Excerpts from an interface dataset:
┄┄┄┄┄┄

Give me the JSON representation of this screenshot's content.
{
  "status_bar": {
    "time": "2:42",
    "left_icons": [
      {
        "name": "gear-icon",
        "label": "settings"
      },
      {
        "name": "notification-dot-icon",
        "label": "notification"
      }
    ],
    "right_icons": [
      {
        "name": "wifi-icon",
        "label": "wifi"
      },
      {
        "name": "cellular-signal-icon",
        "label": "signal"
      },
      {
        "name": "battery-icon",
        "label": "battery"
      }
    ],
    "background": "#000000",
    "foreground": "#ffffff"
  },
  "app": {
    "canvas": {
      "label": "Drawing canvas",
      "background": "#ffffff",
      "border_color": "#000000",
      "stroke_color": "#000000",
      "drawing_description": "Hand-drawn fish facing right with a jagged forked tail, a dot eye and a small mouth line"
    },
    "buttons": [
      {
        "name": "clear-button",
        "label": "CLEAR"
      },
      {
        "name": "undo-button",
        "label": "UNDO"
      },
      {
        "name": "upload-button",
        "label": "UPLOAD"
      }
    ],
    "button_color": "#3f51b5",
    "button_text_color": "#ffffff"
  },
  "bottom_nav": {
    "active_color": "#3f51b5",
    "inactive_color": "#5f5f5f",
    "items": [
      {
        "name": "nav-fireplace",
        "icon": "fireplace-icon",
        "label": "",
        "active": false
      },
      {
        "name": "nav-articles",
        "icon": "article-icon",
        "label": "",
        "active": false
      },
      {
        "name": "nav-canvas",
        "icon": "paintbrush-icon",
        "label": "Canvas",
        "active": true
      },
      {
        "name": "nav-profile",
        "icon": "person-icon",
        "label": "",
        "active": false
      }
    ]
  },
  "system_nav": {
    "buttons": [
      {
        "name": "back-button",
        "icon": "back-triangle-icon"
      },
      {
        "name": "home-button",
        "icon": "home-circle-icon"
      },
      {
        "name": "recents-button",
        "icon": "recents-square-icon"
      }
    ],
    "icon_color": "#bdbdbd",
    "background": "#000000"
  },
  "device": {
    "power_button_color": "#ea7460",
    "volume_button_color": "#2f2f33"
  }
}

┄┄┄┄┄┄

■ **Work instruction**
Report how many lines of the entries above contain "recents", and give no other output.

■ **Exercise output**
2